A twitter “worm’s” brilliant variation

A new twitter worm is being reported making the rounds this morning, which is actually an expertly crafted variant of the worm we reported back on September 24th. The variant has changed the direct message from “ROFL, this you on here?” to “hi. this you on here?”. The bad actor in China has also used a new URL, but with the same Twitter login landing page identifiable by its stray HTML brace “>” following the line under ‘Sign in to Twitter’. This important difference in wording should allow for a spate of new captured twitter credentials.

"It looked pretty legitimate" - FBI Director Robert Mueller

Operation Phish Phry

A phish phry is a social gathering, and early Wednesday the FBI, US Attorney’s Office, the LA Electronic Crimes Task Force, and Egyptian authorities started working towards arranging the largest gathering of suspects indicted in connection with a single phishing scam to date. Dubbed “Operation Phish Phry”, this two year inter-agency inter-country investigation is rounding up 100 suspects including 53 from North Carolina, Las Vegas, and Los Angeles as well as 47 in Egypt accused of stealing more than a million dollars from two U.S. banks.

The phishing site's Twitter login screen.

ROFL this you on here? The latest Twitter Worm

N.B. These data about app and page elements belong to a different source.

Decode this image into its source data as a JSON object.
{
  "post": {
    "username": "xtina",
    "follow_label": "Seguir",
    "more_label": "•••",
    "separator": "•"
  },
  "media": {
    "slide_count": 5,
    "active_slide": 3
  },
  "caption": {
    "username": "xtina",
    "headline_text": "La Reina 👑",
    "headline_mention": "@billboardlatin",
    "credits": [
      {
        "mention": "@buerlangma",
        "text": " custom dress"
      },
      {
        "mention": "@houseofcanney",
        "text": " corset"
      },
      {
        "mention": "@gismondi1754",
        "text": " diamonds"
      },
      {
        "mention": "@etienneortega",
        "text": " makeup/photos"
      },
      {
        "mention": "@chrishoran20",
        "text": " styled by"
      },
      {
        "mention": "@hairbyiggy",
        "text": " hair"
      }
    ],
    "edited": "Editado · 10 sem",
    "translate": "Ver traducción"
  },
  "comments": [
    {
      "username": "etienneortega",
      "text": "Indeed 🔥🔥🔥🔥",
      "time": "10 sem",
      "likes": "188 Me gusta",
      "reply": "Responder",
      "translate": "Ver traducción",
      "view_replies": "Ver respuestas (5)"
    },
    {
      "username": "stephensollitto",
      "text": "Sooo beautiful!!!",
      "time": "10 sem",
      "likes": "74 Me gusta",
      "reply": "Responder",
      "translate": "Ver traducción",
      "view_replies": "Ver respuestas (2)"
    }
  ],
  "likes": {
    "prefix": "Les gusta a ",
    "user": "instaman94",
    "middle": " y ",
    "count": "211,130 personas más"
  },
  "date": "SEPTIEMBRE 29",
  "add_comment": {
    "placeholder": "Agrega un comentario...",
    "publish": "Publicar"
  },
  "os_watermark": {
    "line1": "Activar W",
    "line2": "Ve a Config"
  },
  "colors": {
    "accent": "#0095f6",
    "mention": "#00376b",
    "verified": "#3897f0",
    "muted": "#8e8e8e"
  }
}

At 2pm on Wednesday 9/24, wide scale reports started showing up on Twitter that a new Twitter worm sends you a direct message with the content “rofl this you on here? http://videos.twitter.secure-logins01.com”. The link opens a Twitter style log in page (albeit Twitter’s previous version of this page, they have a new one) which, except for being an old version and a stray angle bracket is convincing. Upon logging in the user’s credentials are stolen, and presumably direct messages are sent to each follower that user has.